→ **Supplied entries**:
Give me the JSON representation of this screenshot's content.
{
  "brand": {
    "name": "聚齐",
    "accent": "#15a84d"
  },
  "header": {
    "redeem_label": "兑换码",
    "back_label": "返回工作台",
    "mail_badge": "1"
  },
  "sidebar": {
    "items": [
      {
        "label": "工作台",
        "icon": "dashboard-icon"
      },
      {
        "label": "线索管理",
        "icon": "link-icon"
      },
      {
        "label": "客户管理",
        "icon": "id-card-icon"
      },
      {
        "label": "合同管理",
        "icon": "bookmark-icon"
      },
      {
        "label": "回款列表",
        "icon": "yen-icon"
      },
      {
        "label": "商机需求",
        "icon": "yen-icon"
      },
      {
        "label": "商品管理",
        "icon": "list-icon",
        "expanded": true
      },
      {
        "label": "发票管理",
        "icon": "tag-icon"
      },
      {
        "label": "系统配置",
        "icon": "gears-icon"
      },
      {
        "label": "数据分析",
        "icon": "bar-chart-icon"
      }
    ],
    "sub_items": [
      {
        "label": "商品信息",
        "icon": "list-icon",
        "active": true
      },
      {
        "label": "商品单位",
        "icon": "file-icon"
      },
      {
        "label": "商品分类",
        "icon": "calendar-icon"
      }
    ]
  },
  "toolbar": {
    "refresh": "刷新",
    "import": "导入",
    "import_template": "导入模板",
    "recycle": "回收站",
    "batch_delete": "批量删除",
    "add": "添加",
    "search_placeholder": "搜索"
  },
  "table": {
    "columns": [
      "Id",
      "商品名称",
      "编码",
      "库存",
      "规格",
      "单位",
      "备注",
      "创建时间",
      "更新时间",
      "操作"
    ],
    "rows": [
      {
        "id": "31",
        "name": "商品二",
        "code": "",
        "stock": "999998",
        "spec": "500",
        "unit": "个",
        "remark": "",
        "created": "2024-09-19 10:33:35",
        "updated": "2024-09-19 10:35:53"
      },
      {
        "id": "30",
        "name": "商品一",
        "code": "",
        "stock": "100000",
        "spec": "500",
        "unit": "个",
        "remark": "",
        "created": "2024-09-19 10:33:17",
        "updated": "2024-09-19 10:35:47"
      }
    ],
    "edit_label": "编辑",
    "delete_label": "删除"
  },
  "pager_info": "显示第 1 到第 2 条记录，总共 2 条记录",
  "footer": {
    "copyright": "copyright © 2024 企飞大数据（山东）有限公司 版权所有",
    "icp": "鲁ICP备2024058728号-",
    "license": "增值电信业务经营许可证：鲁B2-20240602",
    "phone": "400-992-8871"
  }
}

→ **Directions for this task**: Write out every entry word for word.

→ **Response area**:
Give me the JSON representation of this screenshot's content.
{
  "brand": {
    "name": "聚齐",
    "accent": "#15a84d"
  },
  "header": {
    "redeem_label": "兑换码",
    "back_label": "返回工作台",
    "mail_badge": "1"
  },
  "sidebar": {
    "items": [
      {
        "label": "工作台",
        "icon": "dashboard-icon"
      },
      {
        "label": "线索管理",
        "icon": "link-icon"
      },
      {
        "label": "客户管理",
        "icon": "id-card-icon"
      },
      {
        "label": "合同管理",
        "icon": "bookmark-icon"
      },
      {
        "label": "回款列表",
        "icon": "yen-icon"
      },
      {
        "label": "商机需求",
        "icon": "yen-icon"
      },
      {
        "label": "商品管理",
        "icon": "list-icon",
        "expanded": true
      },
      {
        "label": "发票管理",
        "icon": "tag-icon"
      },
      {
        "label": "系统配置",
        "icon": "gears-icon"
      },
      {
        "label": "数据分析",
        "icon": "bar-chart-icon"
      }
    ],
    "sub_items": [
      {
        "label": "商品信息",
        "icon": "list-icon",
        "active": true
      },
      {
        "label": "商品单位",
        "icon": "file-icon"
      },
      {
        "label": "商品分类",
        "icon": "calendar-icon"
      }
    ]
  },
  "toolbar": {
    "refresh": "刷新",
    "import": "导入",
    "import_template": "导入模板",
    "recycle": "回收站",
    "batch_delete": "批量删除",
    "add": "添加",
    "search_placeholder": "搜索"
  },
  "table": {
    "columns": [
      "Id",
      "商品名称",
      "编码",
      "库存",
      "规格",
      "单位",
      "备注",
      "创建时间",
      "更新时间",
      "操作"
    ],
    "rows": [
      {
        "id": "31",
        "name": "商品二",
        "code": "",
        "stock": "999998",
        "spec": "500",
        "unit": "个",
        "remark": "",
        "created": "2024-09-19 10:33:35",
        "updated": "2024-09-19 10:35:53"
      },
      {
        "id": "30",
        "name": "商品一",
        "code": "",
        "stock": "100000",
        "spec": "500",
        "unit": "个",
        "remark": "",
        "created": "2024-09-19 10:33:17",
        "updated": "2024-09-19 10:35:47"
      }
    ],
    "edit_label": "编辑",
    "delete_label": "删除"
  },
  "pager_info": "显示第 1 到第 2 条记录，总共 2 条记录",
  "footer": {
    "copyright": "copyright © 2024 企飞大数据（山东）有限公司 版权所有",
    "icp": "鲁ICP备2024058728号-",
    "license": "增值电信业务经营许可证：鲁B2-20240602",
    "phone": "400-992-8871"
  }
}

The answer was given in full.